Mobility puts more pressure on security

As the mobile market continues to heat up, even surpassing that of the desktop, it is important for corporations to maintain a high level of security around these devices.

Companies will have to battle the many standards that surround mobile security, not to mention the decreasing costs, according to Steve Rampado, a security services analyst at professional services firm Deloitte and Touche.

As the costs continue to decline, there is not much stopping employees from heading to Future Shop, or other retailers, and buying a laptop – thereby foregoing IT completely, Rampado said from his Kitchener, Ont. office.

“This will bypass all efforts to secure devices to a gateway – if people are just bringing them in from outside and plugging them into a boardroom,” Rampado said. “(Mobile devices) are coming out of the box and they are not security-enabled.”

Many laptops, he said, geared to the home user are making their way into corporations.

Deloitte’s message is for people to “please take precautions,” Rampado said.

Jason Conyard, director of wireless product management at Symantec Corp. in Cupertino, Calif., said the first part of building a secure wireless infrastructure is to make sure you have a secure wired infrastructure.

“Building or adding on wireless capabilities to an infrastructure that is not secure, is not healthy,” Conyard said. He added that the mobile devices seem to be outpacing the networks they should be running on, in terms of technical ability.

Toni Rosati, vice-president of marketing for Mississauga, Ont.-based Certicom, a wireless security solutions company, said enterprises really seem to want to find a way to use the applications they used for desktops. He noted this is a good thing because many of the different uses people have for laptops are those they had for desktops – e-mail, calendaring and Web browsing.

Rosati said virtual private networks (VPN) allow enterprises to extend networks over the Internet through secure tunnels.

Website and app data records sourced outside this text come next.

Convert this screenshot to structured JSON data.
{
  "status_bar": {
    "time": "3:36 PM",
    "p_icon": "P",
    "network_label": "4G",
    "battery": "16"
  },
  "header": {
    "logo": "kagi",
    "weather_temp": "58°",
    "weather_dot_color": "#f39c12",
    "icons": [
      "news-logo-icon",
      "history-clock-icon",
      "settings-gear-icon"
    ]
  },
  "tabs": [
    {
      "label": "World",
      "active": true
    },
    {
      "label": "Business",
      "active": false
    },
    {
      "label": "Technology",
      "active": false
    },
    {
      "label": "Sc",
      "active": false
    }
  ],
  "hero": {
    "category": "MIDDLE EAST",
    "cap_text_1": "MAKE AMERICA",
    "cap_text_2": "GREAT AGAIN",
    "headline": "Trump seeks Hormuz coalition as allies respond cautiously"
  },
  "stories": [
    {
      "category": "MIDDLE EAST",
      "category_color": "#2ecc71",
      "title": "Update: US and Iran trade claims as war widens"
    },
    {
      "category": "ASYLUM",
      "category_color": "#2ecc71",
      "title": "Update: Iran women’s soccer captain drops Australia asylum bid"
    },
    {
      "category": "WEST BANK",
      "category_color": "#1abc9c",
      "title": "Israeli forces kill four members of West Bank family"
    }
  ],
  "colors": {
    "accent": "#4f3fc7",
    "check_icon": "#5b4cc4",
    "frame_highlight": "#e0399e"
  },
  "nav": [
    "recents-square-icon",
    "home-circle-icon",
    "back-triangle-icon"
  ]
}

Doug Cooper, country manager for Intel of Canada, said IT departments should incorporate profiles and access codes for people wanting to sign onto a network via a mobile device. It is also important to have an inside firewall.

“The good news for IT is that this is a pretty straightforward roadmap,” Cooper said.

Conyard suggested using authentication software or even taking advantage of biometrics technology embedded into devices, such as fingerprint readers.

The practice of war driving – whereby crackers literally drive around in search of vulnerable wireless networks via a mobile device – is another consideration, according to Conyard and Rampado.

Conyard advised companies to encrypt not only on-device data but the air connection as well. He said 802.11b, an air connection, is not secure.

Rampado called war driving one of the biggest concerns.

“It is out there. You can go on the Net and there are access point mapping sites. It’s turning into a hobby for hackers,” he said.

Along with encryption, VPNs and authentication to the networks, fighting an insecure wireless infrastructure takes frequent monitoring and frequent auditing.

Rampado said there has also been talk of wireless intrusion detection systems, but he hasn’t come across any yet.